Inbetween these values, the decay is smooth. This was with Blackman windows. Using Hann windows, the -93 dB point was already at bin 12, so the slope is actually steeper than with Blackman. I repeated those measurements at other frequencies, resulting in  equivalent bin attenuation values. So, in the output, the slope is not a brickwall. It is probably sinusoidal, albeit extremely narrow. The above mentioned values are for 8 times overlap. With 4 times overlap, the decay in the first bins is equivalent, but further away there seem to be higher ripples than with 8 times overlap.

The measurements made me realise that specifications of brickwall filtering in frequency domain can not be expressed in dB per octave. Neither can it be expressed in dB per bin, since that has a non-linear relation. But you could define it in terms of decay over the first bin interval or decay over the first two bin intervals. And a bin interval is a single-harmonic interval. What that means in Herz depends on FFT framesize, sampling rate, and position within the spectrum. At the low end of the spectrum, the bin 1 - 2 interval is one octave indeed. (The bin 0 - 1 interval is undefined in terms of octaves, it is infinitely many octaves). The bin 1 - 4 interval is two octaves, and you can easily produce -93 dB attenuation over that interval. At all higher positions in the spectrum, the figure is (much) better.

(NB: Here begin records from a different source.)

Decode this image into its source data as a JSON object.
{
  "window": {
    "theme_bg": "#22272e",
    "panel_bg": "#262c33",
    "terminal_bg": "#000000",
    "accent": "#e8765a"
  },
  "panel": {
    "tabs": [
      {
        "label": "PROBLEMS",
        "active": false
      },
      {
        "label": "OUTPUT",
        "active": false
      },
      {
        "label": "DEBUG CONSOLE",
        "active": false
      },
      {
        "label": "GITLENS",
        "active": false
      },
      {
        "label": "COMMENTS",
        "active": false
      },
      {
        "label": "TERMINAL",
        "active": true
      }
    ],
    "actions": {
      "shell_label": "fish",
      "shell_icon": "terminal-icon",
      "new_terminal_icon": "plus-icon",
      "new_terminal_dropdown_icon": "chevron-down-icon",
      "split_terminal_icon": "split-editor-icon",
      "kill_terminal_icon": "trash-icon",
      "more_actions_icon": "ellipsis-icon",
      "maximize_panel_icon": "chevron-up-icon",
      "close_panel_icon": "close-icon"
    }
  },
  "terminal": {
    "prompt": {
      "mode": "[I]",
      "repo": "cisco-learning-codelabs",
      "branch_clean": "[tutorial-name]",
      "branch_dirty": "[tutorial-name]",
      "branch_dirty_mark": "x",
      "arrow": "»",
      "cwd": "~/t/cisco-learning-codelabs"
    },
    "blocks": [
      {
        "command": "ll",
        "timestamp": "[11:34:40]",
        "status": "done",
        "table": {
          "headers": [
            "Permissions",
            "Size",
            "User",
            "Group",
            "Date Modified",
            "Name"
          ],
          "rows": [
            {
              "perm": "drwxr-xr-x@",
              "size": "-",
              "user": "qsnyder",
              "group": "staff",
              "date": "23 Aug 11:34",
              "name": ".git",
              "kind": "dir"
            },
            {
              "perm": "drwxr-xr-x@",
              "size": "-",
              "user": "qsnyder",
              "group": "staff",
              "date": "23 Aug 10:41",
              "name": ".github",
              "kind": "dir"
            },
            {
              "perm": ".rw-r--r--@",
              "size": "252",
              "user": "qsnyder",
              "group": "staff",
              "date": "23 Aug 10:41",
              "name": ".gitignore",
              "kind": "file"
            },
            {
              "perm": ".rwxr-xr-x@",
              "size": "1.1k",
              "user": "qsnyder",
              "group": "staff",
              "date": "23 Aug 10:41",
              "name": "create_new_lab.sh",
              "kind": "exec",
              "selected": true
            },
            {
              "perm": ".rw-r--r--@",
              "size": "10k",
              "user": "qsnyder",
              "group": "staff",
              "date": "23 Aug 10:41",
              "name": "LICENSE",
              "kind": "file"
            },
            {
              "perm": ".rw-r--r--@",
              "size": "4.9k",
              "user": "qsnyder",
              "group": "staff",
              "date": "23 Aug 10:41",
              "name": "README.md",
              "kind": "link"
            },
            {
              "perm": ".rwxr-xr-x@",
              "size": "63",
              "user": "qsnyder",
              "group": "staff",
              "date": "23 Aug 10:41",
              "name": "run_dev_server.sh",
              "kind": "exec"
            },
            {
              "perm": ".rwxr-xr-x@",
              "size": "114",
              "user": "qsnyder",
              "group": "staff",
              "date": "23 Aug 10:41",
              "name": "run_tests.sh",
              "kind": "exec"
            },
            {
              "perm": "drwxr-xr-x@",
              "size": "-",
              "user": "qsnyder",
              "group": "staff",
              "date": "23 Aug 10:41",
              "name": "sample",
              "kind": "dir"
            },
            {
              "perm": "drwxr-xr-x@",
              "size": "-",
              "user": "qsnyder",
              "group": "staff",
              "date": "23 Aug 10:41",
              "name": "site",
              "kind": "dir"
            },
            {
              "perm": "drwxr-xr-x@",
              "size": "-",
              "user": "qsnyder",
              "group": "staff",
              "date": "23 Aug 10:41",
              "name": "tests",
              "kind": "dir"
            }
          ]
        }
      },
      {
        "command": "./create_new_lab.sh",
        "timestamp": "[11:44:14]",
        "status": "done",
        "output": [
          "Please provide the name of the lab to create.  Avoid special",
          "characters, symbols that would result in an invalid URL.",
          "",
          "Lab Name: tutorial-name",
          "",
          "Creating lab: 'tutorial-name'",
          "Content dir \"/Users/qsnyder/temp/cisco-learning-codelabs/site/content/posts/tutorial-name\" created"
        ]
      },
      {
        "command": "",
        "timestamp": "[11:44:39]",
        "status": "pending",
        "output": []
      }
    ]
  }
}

The one thing that you can not do with spectral filtering, is to selectively eliminate or attenuate a frequency within a bin. Because, there really is only one frequency defined per bin. In the low frequencies range, that can certainly be an issue. But the virtue of a brickwall-proof filter setup is, that at least the sound can not be spoilt by an attempt to push things to the limit.

conclusion

After these experiments, my personal windowing preference for spectral processing would be: four times overlap, using Hann windows before analysis and after resynthesis. The artefact level is so low, that it can not really be perceived otherwise than in test conditions. The Blackman window leaves louder modulation frequencies, possibly because of it's second harmonic cosine component which has less optimal sign-flipping behaviour in overlapping frames.

I am now getting used to four times overlap as the minimum for FFT processing. It is not even so computationally intensive. On my 2 GHz MacBook, the complete filter process is responsible for slightly over 1 % cpu load in realtime at 44k1 sampling rate.